SOUTH ORANGE, NJ – You might not know enough about your children’s online life, including whether they are victims of cyber bullying.
More than half of all children say they have been bullied online, according to Stephanie Jelley. She spoke at the “Community Conversation About Cyberbullying,” sponsored by the South Orange Rotary Club on Tuesday night at BCB Community Bank on Valley Street.
“I teach parents if you let your kids go online, you have to be responsible” for monitoring their social media, Jelley said. “If you don’t have time to do that, don’t let them go online.”
Jelley combines her passion for working with youth and her knowledge of technology to raise awareness of the impact of cyber bullying. One example she gave was that bullying on the popular social network Ask.fm led to nine suicides of children ages 8 to 12 in the United States last year.

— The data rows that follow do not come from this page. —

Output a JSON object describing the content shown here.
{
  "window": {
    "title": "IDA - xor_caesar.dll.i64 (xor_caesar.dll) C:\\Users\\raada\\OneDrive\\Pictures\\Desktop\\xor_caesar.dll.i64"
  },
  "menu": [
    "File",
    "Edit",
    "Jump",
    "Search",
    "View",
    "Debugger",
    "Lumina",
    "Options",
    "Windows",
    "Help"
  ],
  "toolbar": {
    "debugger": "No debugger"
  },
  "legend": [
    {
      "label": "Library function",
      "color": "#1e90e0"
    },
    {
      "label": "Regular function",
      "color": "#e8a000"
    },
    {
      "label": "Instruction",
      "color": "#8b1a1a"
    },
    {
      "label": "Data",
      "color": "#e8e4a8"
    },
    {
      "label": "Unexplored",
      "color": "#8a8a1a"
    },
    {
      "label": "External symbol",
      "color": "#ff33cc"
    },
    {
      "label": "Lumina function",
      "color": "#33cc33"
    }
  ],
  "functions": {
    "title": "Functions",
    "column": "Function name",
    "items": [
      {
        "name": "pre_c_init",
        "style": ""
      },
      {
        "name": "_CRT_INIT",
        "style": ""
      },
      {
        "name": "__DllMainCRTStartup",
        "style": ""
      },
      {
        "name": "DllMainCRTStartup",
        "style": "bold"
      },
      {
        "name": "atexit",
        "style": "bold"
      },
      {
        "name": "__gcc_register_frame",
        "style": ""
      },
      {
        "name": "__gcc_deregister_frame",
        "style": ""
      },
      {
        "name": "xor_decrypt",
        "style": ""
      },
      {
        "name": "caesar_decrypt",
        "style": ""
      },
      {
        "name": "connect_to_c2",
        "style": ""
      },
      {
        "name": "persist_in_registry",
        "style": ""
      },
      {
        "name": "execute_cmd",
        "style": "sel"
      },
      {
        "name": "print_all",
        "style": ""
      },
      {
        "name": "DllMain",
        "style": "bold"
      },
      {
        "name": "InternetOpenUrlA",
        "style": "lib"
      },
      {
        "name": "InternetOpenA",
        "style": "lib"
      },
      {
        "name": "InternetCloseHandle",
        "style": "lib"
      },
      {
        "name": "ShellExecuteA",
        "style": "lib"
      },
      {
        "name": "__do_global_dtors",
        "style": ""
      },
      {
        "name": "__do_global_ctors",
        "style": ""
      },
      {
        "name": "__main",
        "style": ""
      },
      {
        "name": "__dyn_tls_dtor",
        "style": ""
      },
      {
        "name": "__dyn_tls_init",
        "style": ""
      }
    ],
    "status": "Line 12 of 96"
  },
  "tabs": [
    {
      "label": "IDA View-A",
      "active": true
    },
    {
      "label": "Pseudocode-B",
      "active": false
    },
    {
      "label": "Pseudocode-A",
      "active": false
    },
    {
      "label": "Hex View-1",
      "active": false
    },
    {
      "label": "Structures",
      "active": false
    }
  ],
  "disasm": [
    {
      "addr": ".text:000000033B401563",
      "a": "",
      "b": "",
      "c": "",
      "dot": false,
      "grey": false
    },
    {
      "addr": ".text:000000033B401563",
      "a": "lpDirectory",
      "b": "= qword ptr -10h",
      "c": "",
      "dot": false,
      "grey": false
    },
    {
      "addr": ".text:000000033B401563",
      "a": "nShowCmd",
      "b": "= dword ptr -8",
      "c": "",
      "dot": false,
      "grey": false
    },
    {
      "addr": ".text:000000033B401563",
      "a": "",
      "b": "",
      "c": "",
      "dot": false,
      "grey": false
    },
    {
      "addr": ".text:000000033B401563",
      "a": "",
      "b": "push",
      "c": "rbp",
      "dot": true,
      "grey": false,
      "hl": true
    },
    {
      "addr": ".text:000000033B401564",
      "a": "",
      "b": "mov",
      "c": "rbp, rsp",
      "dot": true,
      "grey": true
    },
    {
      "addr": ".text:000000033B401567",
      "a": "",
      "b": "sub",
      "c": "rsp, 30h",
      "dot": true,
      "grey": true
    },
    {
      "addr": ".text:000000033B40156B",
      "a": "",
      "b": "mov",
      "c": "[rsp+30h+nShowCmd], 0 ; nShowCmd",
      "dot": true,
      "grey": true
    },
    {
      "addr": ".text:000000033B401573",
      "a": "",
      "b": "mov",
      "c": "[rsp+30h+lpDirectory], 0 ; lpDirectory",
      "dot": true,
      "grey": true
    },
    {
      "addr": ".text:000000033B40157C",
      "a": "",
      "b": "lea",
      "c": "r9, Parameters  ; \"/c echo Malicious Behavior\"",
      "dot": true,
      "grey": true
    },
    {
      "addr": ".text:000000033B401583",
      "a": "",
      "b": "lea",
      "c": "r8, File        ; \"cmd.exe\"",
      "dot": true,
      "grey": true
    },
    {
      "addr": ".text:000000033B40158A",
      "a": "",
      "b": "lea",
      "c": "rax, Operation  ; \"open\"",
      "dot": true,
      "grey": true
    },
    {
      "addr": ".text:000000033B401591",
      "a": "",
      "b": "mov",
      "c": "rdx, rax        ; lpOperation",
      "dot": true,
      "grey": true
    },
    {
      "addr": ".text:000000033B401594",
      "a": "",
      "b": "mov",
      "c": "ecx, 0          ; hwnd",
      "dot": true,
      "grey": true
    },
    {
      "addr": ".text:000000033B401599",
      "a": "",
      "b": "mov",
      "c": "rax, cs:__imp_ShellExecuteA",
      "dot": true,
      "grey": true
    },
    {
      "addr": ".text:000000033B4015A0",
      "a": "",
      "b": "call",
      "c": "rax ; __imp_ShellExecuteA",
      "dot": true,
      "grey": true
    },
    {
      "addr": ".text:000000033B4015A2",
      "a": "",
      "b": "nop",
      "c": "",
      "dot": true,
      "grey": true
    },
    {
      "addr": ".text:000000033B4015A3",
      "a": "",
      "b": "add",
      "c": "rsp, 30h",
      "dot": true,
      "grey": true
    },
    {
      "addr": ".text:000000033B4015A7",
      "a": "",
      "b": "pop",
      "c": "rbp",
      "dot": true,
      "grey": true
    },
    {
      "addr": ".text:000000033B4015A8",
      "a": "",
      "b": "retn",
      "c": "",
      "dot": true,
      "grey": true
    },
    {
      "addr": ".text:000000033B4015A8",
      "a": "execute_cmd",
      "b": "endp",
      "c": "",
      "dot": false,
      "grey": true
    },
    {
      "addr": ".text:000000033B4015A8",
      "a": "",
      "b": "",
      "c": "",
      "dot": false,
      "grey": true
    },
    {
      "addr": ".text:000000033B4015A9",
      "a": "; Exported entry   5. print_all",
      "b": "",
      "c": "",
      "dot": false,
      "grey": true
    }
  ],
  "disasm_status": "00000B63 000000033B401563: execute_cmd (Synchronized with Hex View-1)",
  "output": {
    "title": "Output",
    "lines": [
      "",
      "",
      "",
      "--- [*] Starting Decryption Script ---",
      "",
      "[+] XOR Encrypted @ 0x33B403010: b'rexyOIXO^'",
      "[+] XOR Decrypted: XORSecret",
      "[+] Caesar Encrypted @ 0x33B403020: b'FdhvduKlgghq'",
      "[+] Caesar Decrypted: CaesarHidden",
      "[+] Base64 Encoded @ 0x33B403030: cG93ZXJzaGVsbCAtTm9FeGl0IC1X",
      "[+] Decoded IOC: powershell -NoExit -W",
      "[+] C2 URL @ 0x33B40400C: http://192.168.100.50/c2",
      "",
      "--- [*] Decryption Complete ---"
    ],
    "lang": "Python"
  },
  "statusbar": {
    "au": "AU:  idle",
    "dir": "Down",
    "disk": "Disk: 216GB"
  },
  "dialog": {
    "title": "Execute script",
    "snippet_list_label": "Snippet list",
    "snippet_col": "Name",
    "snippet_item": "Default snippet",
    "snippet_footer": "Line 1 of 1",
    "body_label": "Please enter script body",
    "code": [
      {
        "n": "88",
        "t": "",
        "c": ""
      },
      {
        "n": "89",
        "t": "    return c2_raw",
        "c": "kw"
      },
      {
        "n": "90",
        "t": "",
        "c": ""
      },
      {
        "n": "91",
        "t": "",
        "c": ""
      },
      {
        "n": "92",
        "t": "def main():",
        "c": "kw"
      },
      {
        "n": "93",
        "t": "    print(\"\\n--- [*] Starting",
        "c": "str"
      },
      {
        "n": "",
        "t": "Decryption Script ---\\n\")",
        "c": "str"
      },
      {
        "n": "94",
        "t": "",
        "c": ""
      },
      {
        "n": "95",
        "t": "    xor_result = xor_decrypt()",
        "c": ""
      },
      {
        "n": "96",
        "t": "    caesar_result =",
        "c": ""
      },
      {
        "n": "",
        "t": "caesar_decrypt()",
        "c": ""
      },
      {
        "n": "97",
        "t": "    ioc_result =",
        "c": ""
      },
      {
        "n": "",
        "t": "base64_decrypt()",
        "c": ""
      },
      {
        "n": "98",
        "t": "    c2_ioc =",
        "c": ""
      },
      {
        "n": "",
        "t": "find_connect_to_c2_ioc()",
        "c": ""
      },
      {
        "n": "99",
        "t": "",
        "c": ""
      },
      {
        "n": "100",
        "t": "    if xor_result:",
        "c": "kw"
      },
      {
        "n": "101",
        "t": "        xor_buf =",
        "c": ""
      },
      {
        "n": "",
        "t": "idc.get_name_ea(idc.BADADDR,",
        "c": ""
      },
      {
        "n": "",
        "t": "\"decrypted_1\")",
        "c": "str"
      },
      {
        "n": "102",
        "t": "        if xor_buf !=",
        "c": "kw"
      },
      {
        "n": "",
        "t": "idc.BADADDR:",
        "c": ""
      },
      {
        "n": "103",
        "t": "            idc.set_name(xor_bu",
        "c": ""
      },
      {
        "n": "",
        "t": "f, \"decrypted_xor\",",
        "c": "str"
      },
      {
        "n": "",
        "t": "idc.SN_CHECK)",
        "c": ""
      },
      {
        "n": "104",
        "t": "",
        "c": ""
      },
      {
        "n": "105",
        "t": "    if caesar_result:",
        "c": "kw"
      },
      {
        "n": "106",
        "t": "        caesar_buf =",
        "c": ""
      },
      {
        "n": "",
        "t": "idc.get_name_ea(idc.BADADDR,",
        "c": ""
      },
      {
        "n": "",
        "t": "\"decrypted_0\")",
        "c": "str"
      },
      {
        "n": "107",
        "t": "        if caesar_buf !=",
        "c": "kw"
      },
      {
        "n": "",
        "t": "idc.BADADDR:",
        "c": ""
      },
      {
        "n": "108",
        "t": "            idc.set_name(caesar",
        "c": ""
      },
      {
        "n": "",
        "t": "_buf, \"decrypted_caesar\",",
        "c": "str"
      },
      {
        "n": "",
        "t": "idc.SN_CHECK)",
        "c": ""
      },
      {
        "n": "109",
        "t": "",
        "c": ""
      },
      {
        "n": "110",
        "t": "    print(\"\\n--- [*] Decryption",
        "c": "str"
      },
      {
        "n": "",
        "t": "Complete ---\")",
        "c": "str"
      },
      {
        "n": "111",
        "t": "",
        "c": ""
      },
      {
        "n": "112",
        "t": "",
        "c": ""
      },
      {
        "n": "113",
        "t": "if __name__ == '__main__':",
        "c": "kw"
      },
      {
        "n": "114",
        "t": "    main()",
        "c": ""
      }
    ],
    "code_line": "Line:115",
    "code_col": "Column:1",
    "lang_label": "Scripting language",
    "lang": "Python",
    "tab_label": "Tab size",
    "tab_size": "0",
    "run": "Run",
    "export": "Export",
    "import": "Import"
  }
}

She said that in digital interactions, users “don’t know the impact (they) have” because they don’t get social cues such as facial expressions.
A major problem for parents is that there are no resources for keeping track of social networks popular with children because of rapid changes. While their parents are on Facebook, their children have moved on to Snapchat and other sites, she said.

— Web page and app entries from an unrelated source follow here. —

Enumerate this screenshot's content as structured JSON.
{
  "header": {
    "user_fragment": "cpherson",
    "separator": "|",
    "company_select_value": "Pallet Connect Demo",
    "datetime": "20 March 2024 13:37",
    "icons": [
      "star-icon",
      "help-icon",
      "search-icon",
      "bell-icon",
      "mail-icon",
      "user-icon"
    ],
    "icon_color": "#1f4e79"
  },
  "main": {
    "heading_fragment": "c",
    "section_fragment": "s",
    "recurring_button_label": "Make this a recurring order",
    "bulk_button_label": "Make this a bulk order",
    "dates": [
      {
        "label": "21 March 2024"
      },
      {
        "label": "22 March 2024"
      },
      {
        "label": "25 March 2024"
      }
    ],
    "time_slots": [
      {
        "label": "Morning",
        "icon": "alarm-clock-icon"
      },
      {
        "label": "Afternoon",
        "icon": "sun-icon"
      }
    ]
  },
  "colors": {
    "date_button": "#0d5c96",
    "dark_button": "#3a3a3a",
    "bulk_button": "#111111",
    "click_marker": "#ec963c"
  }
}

Jelley offered these suggestions for parents:
- Limit the amount of time young users spend online
- Encourage children to ask two questions before they post anything: Is it kind? Is it necessary?

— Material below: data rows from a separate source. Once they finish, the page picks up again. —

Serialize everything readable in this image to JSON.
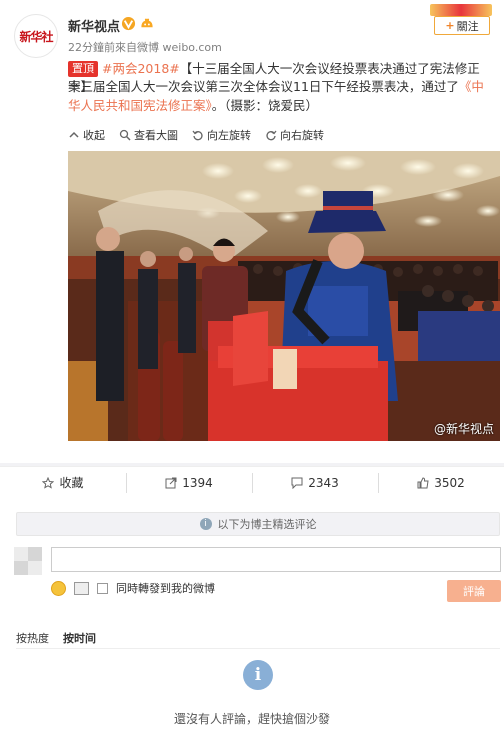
{
  "post": {
    "user_name": "新华视点",
    "avatar_text": "新华社",
    "time": "22分鐘前",
    "source_prefix": "來自",
    "source": "微博 weibo.com",
    "follow_label": "關注",
    "badge": "置頂",
    "topic": "#两会2018#",
    "headline": "【十三届全国人大一次会议经投票表决通过了宪法修正案】",
    "body_before": "十三届全国人大一次会议第三次全体会议11日下午经投票表决，通过了",
    "body_quote": "《中华人民共和国宪法修正案》",
    "body_after": "。（摄影：饶爱民）",
    "watermark": "@新华视点"
  },
  "image_tools": {
    "collapse": "收起",
    "view_large": "查看大圖",
    "rotate_left": "向左旋转",
    "rotate_right": "向右旋转"
  },
  "actions": {
    "favorite": "收藏",
    "repost": "1394",
    "comment": "2343",
    "like": "3502"
  },
  "comments": {
    "hint": "以下为博主精选评论",
    "input_value": "",
    "also_repost": "同時轉發到我的微博",
    "submit": "評論",
    "sort_hot": "按热度",
    "sort_time": "按时间",
    "empty": "還沒有人評論，趕快搶個沙發"
  },
  "colors": {
    "accent": "#eb7350",
    "badge": "#e5332c",
    "submit": "#f7b08f"
  }
}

- Monitor your child’s accounts
- Talk to other parents
- Stand firm in setting rules for online use
Finally, Jelley said, it’s important for parents to set a good example.
“The most delicate conversation is about parents bullying online,” she said. Jelley said that anyone who visits an online community discussion board popular in Maplewood and South Orange will see examples of cyber bullying by adults.
Phil Stern, legal counsel for the South Orange-Maplewood School District, attended the event. He noted under state law, schools are obligated to act when they become aware of a problem, even though the bullying occurs outside of school. Each school has a designated anti-bullying specialist who is either a psychologist or a social worker.
Jelley leads a Mindfulness Ambassador Council of Columbia High School students, which is designed to encourage positive emotional development. She is the cofounder of Crowdera, a crowdfunding platform that helps nonprofit groups create viral fundraising campaigns for civic crowdfunding activities, according to crowdfundinsider.com.